TRY IT: Look for "heading" in each line of the records, and copy the lines that have it.

EXTRACTED RECORDS:
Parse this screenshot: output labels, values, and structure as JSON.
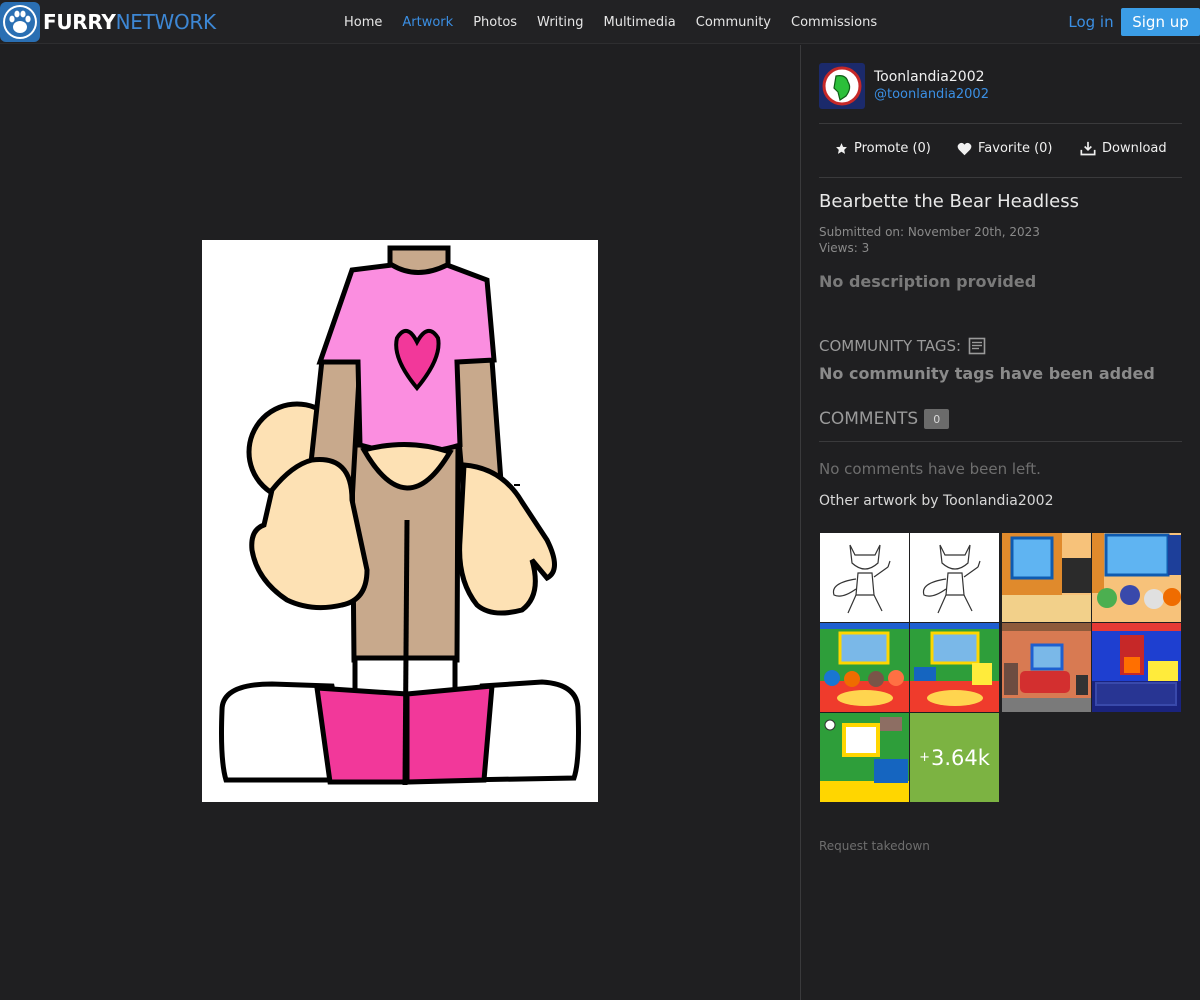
{
  "logo": {
    "part_a": "FURRY",
    "part_b": "NETWORK"
  },
  "nav": {
    "items": [
      {
        "label": "Home",
        "active": false
      },
      {
        "label": "Artwork",
        "active": true
      },
      {
        "label": "Photos",
        "active": false
      },
      {
        "label": "Writing",
        "active": false
      },
      {
        "label": "Multimedia",
        "active": false
      },
      {
        "label": "Community",
        "active": false
      },
      {
        "label": "Commissions",
        "active": false
      }
    ],
    "login_label": "Log in",
    "signup_label": "Sign up"
  },
  "artist": {
    "display_name": "Toonlandia2002",
    "handle": "@toonlandia2002"
  },
  "actions": {
    "promote": "Promote (0)",
    "favorite": "Favorite (0)",
    "download": "Download"
  },
  "artwork": {
    "title": "Bearbette the Bear Headless",
    "submitted": "Submitted on: November 20th, 2023",
    "views": "Views: 3",
    "description": "No description provided"
  },
  "tags": {
    "heading": "COMMUNITY TAGS:",
    "empty": "No community tags have been added"
  },
  "comments": {
    "heading": "COMMENTS",
    "count": "0",
    "empty": "No comments have been left."
  },
  "other": {
    "heading": "Other artwork by Toonlandia2002",
    "more_prefix": "+",
    "more_count": "3.64k"
  },
  "footer": {
    "takedown": "Request takedown"
  },
  "colors": {
    "accent": "#3b8fe3",
    "signup_bg": "#3b9de6",
    "more_tile": "#7cb342",
    "background": "#1f1f21"
  }
}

EXPECTED OUTPUT:
    "heading": "COMMUNITY TAGS:",
    "heading": "COMMENTS",
    "heading": "Other artwork by Toonlandia2002",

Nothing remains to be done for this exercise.